### PROBLEM REQUIREMENTS
Work through the data below and give the number of lines holding the word "媒体中心", without any other text.

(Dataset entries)
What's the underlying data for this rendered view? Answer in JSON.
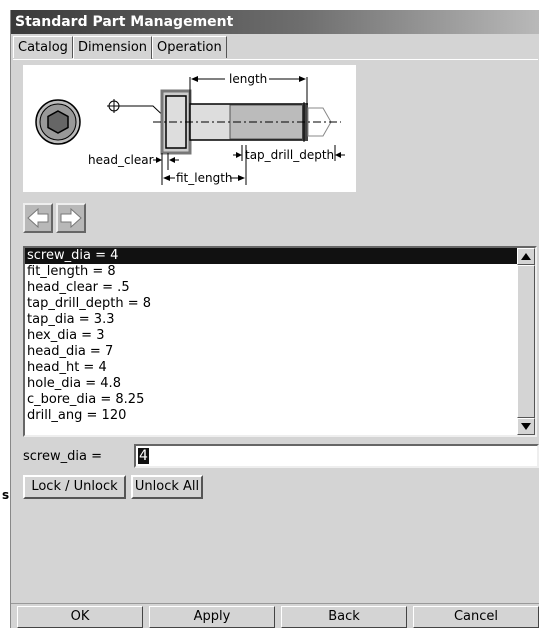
{
  "window": {
    "title": "Standard Part Management"
  },
  "tabs": [
    {
      "label": "Catalog"
    },
    {
      "label": "Dimension"
    },
    {
      "label": "Operation"
    }
  ],
  "diagram": {
    "labels": {
      "length": "length",
      "head_clear": "head_clear",
      "fit_length": "fit_length",
      "tap_drill_depth": "tap_drill_depth"
    }
  },
  "nav": {
    "back_icon": "left-arrow-icon",
    "forward_icon": "right-arrow-icon"
  },
  "dimensions": [
    "screw_dia = 4",
    "fit_length = 8",
    "head_clear = .5",
    "tap_drill_depth = 8",
    "tap_dia = 3.3",
    "hex_dia = 3",
    "head_dia = 7",
    "head_ht = 4",
    "hole_dia = 4.8",
    "c_bore_dia = 8.25",
    "drill_ang = 120"
  ],
  "editor": {
    "label": "screw_dia =",
    "value": "4"
  },
  "buttons": {
    "lock_unlock": "Lock / Unlock",
    "unlock_all": "Unlock All"
  },
  "footer": {
    "ok": "OK",
    "apply": "Apply",
    "back": "Back",
    "cancel": "Cancel"
  },
  "side_mark": "s"
}
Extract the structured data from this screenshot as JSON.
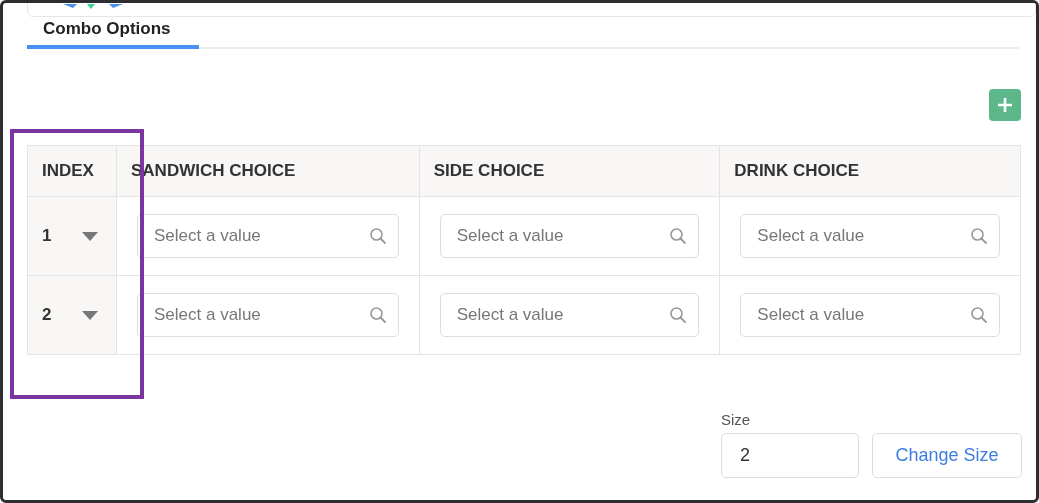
{
  "tabs": [
    {
      "label": "Combo Options",
      "selected": true
    }
  ],
  "table": {
    "columns": [
      "INDEX",
      "SANDWICH CHOICE",
      "SIDE CHOICE",
      "DRINK CHOICE"
    ],
    "rows": [
      {
        "cells": [
          {
            "kind": "index",
            "text": "1"
          },
          {
            "kind": "select",
            "placeholder": "Select a value"
          },
          {
            "kind": "select",
            "placeholder": "Select a value"
          },
          {
            "kind": "select",
            "placeholder": "Select a value"
          }
        ]
      },
      {
        "cells": [
          {
            "kind": "index",
            "text": "2"
          },
          {
            "kind": "select",
            "placeholder": "Select a value"
          },
          {
            "kind": "select",
            "placeholder": "Select a value"
          },
          {
            "kind": "select",
            "placeholder": "Select a value"
          }
        ]
      }
    ]
  },
  "size": {
    "label": "Size",
    "value": "2",
    "button": "Change Size"
  }
}
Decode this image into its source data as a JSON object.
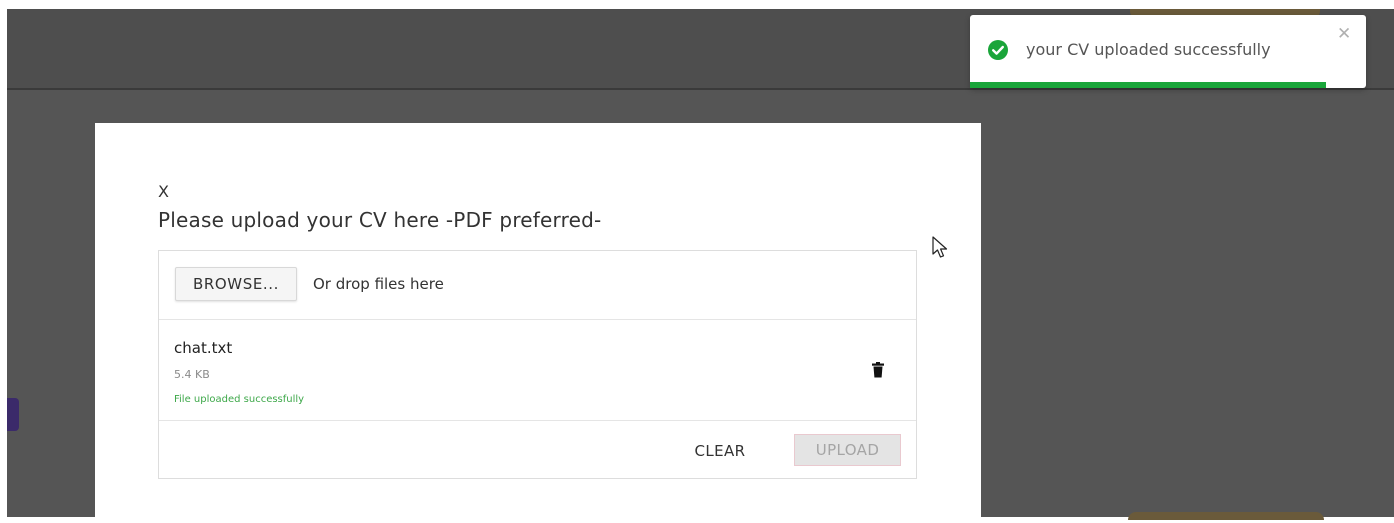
{
  "modal": {
    "close_label": "X",
    "title": "Please upload your CV here -PDF preferred-"
  },
  "uploader": {
    "browse_label": "BROWSE...",
    "drop_hint": "Or drop files here",
    "files": [
      {
        "name": "chat.txt",
        "size": "5.4 KB",
        "status": "File uploaded successfully",
        "delete_icon": "trash-icon"
      }
    ],
    "clear_label": "CLEAR",
    "upload_label": "UPLOAD",
    "upload_disabled": true
  },
  "toast": {
    "message": "your CV uploaded successfully",
    "icon": "check-circle-icon",
    "close_icon": "close-icon",
    "progress": 0.9,
    "accent_color": "#1aa53a"
  },
  "colors": {
    "overlay": "#555555",
    "success_text": "#3ea84a"
  }
}
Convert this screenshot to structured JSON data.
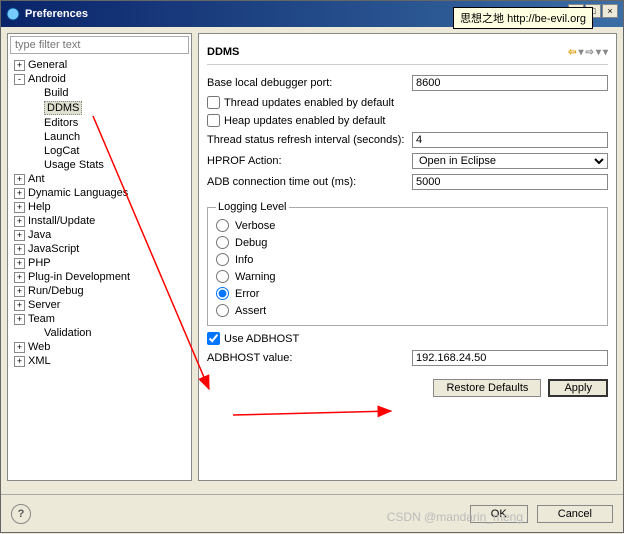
{
  "window": {
    "title": "Preferences"
  },
  "tooltip": "思想之地 http://be-evil.org",
  "sidebar": {
    "filter_placeholder": "type filter text",
    "items": [
      {
        "label": "General",
        "level": 0,
        "exp": "+"
      },
      {
        "label": "Android",
        "level": 0,
        "exp": "-"
      },
      {
        "label": "Build",
        "level": 1,
        "exp": ""
      },
      {
        "label": "DDMS",
        "level": 1,
        "exp": "",
        "selected": true
      },
      {
        "label": "Editors",
        "level": 1,
        "exp": ""
      },
      {
        "label": "Launch",
        "level": 1,
        "exp": ""
      },
      {
        "label": "LogCat",
        "level": 1,
        "exp": ""
      },
      {
        "label": "Usage Stats",
        "level": 1,
        "exp": ""
      },
      {
        "label": "Ant",
        "level": 0,
        "exp": "+"
      },
      {
        "label": "Dynamic Languages",
        "level": 0,
        "exp": "+"
      },
      {
        "label": "Help",
        "level": 0,
        "exp": "+"
      },
      {
        "label": "Install/Update",
        "level": 0,
        "exp": "+"
      },
      {
        "label": "Java",
        "level": 0,
        "exp": "+"
      },
      {
        "label": "JavaScript",
        "level": 0,
        "exp": "+"
      },
      {
        "label": "PHP",
        "level": 0,
        "exp": "+"
      },
      {
        "label": "Plug-in Development",
        "level": 0,
        "exp": "+"
      },
      {
        "label": "Run/Debug",
        "level": 0,
        "exp": "+"
      },
      {
        "label": "Server",
        "level": 0,
        "exp": "+"
      },
      {
        "label": "Team",
        "level": 0,
        "exp": "+"
      },
      {
        "label": "Validation",
        "level": 1,
        "exp": ""
      },
      {
        "label": "Web",
        "level": 0,
        "exp": "+"
      },
      {
        "label": "XML",
        "level": 0,
        "exp": "+"
      }
    ]
  },
  "main": {
    "title": "DDMS",
    "port_label": "Base local debugger port:",
    "port_value": "8600",
    "thread_cb": "Thread updates enabled by default",
    "heap_cb": "Heap updates enabled by default",
    "refresh_label": "Thread status refresh interval (seconds):",
    "refresh_value": "4",
    "hprof_label": "HPROF Action:",
    "hprof_value": "Open in Eclipse",
    "adb_timeout_label": "ADB connection time out (ms):",
    "adb_timeout_value": "5000",
    "logging_legend": "Logging Level",
    "log_levels": [
      "Verbose",
      "Debug",
      "Info",
      "Warning",
      "Error",
      "Assert"
    ],
    "log_selected": "Error",
    "use_adbhost": "Use ADBHOST",
    "adbhost_label": "ADBHOST value:",
    "adbhost_value": "192.168.24.50",
    "restore": "Restore Defaults",
    "apply": "Apply"
  },
  "footer": {
    "ok": "OK",
    "cancel": "Cancel"
  },
  "watermark": "CSDN @mandarin_meng"
}
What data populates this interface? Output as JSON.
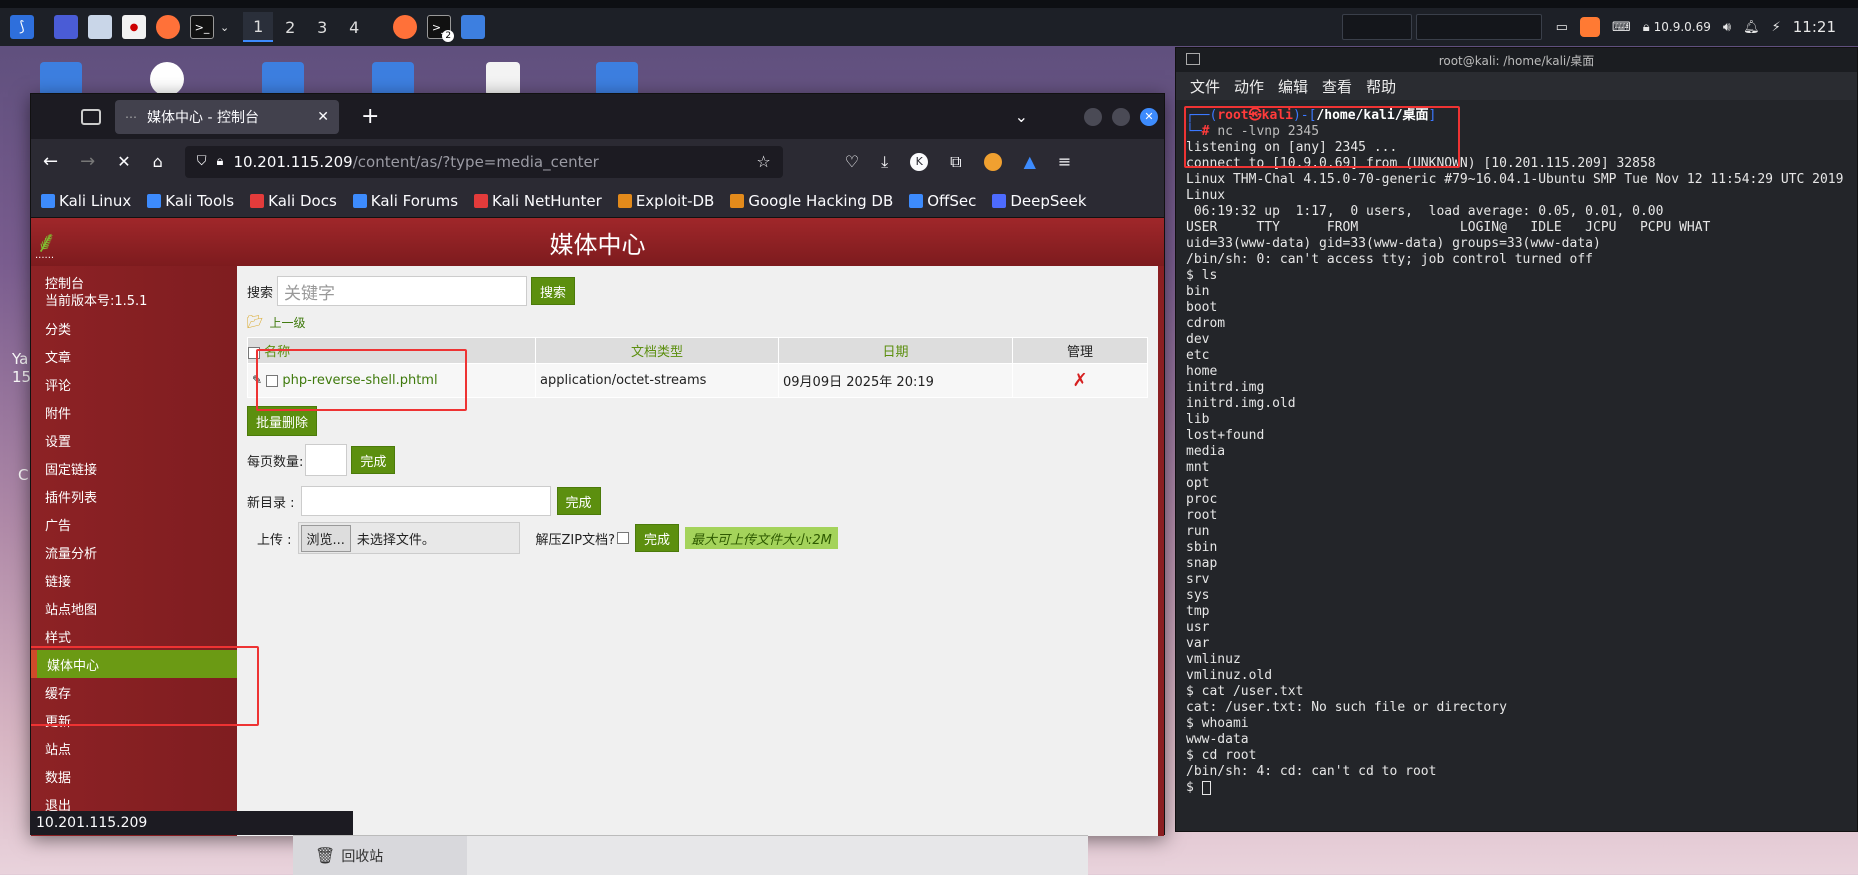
{
  "taskbar": {
    "workspaces": [
      "1",
      "2",
      "3",
      "4"
    ],
    "ip_address": "10.9.0.69",
    "clock": "11:21",
    "badge_count": "2"
  },
  "desktop": {
    "partial_labels": [
      "Ya",
      "15",
      "C"
    ]
  },
  "browser": {
    "tab_title": "媒体中心 - 控制台",
    "url_host": "10.201.115.209",
    "url_path": "/content/as/?type=media_center",
    "status_url": "10.201.115.209",
    "bookmarks": [
      {
        "label": "Kali Linux",
        "color": "#3d8bfd"
      },
      {
        "label": "Kali Tools",
        "color": "#3d8bfd"
      },
      {
        "label": "Kali Docs",
        "color": "#e33b3b"
      },
      {
        "label": "Kali Forums",
        "color": "#3d8bfd"
      },
      {
        "label": "Kali NetHunter",
        "color": "#e33b3b"
      },
      {
        "label": "Exploit-DB",
        "color": "#e38a1b"
      },
      {
        "label": "Google Hacking DB",
        "color": "#e38a1b"
      },
      {
        "label": "OffSec",
        "color": "#3d8bfd"
      },
      {
        "label": "DeepSeek",
        "color": "#4d6bfe"
      }
    ]
  },
  "page": {
    "header_title": "媒体中心",
    "logo_dots": "......",
    "sidebar": {
      "console_label": "控制台",
      "version_text": "当前版本号:1.5.1",
      "items": [
        "分类",
        "文章",
        "评论",
        "附件",
        "设置",
        "固定链接",
        "插件列表",
        "广告",
        "流量分析",
        "链接",
        "站点地图",
        "样式",
        "媒体中心",
        "缓存",
        "更新",
        "站点",
        "数据",
        "退出"
      ],
      "active_item": "媒体中心"
    },
    "search": {
      "label": "搜索",
      "placeholder": "关键字",
      "button": "搜索"
    },
    "up_level": "上一级",
    "table": {
      "headers": [
        "名称",
        "文档类型",
        "日期",
        "管理"
      ],
      "rows": [
        {
          "name": "php-reverse-shell.phtml",
          "type": "application/octet-streams",
          "date": "09月09日 2025年 20:19"
        }
      ]
    },
    "bulk_delete": "批量删除",
    "per_page_label": "每页数量:",
    "done_label": "完成",
    "new_dir_label": "新目录 :",
    "upload_label": "上传 :",
    "browse_button": "浏览...",
    "no_file_text": "未选择文件。",
    "unzip_label": "解压ZIP文档?",
    "max_size_hint": "最大可上传文件大小:2M"
  },
  "file_manager": {
    "trash_label": "回收站"
  },
  "terminal": {
    "window_title": "root@kali: /home/kali/桌面",
    "menu": [
      "文件",
      "动作",
      "编辑",
      "查看",
      "帮助"
    ],
    "prompt_user": "root㉿kali",
    "prompt_path": "/home/kali/桌面",
    "first_command": "nc -lvnp 2345",
    "lines": [
      "listening on [any] 2345 ...",
      "connect to [10.9.0.69] from (UNKNOWN) [10.201.115.209] 32858",
      "Linux THM-Chal 4.15.0-70-generic #79~16.04.1-Ubuntu SMP Tue Nov 12 11:54:29 UTC 2019",
      "Linux",
      " 06:19:32 up  1:17,  0 users,  load average: 0.05, 0.01, 0.00",
      "USER     TTY      FROM             LOGIN@   IDLE   JCPU   PCPU WHAT",
      "uid=33(www-data) gid=33(www-data) groups=33(www-data)",
      "/bin/sh: 0: can't access tty; job control turned off",
      "$ ls",
      "bin",
      "boot",
      "cdrom",
      "dev",
      "etc",
      "home",
      "initrd.img",
      "initrd.img.old",
      "lib",
      "lost+found",
      "media",
      "mnt",
      "opt",
      "proc",
      "root",
      "run",
      "sbin",
      "snap",
      "srv",
      "sys",
      "tmp",
      "usr",
      "var",
      "vmlinuz",
      "vmlinuz.old",
      "$ cat /user.txt",
      "cat: /user.txt: No such file or directory",
      "$ whoami",
      "www-data",
      "$ cd root",
      "/bin/sh: 4: cd: can't cd to root"
    ],
    "final_prompt": "$ "
  }
}
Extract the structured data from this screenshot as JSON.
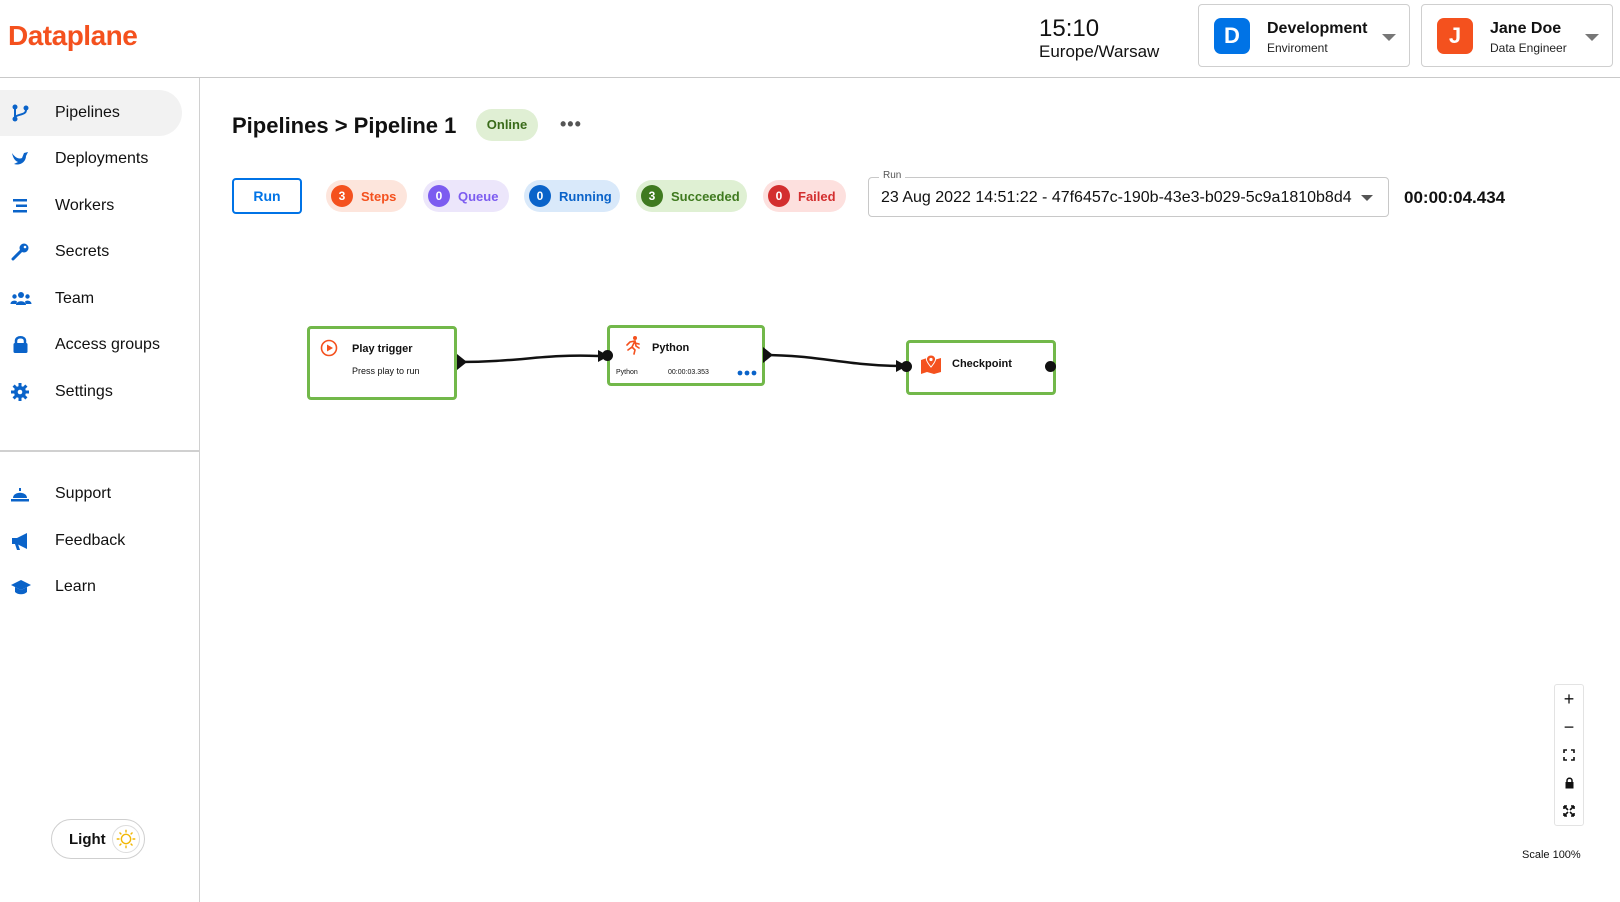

### WRITTEN SOLUTION
4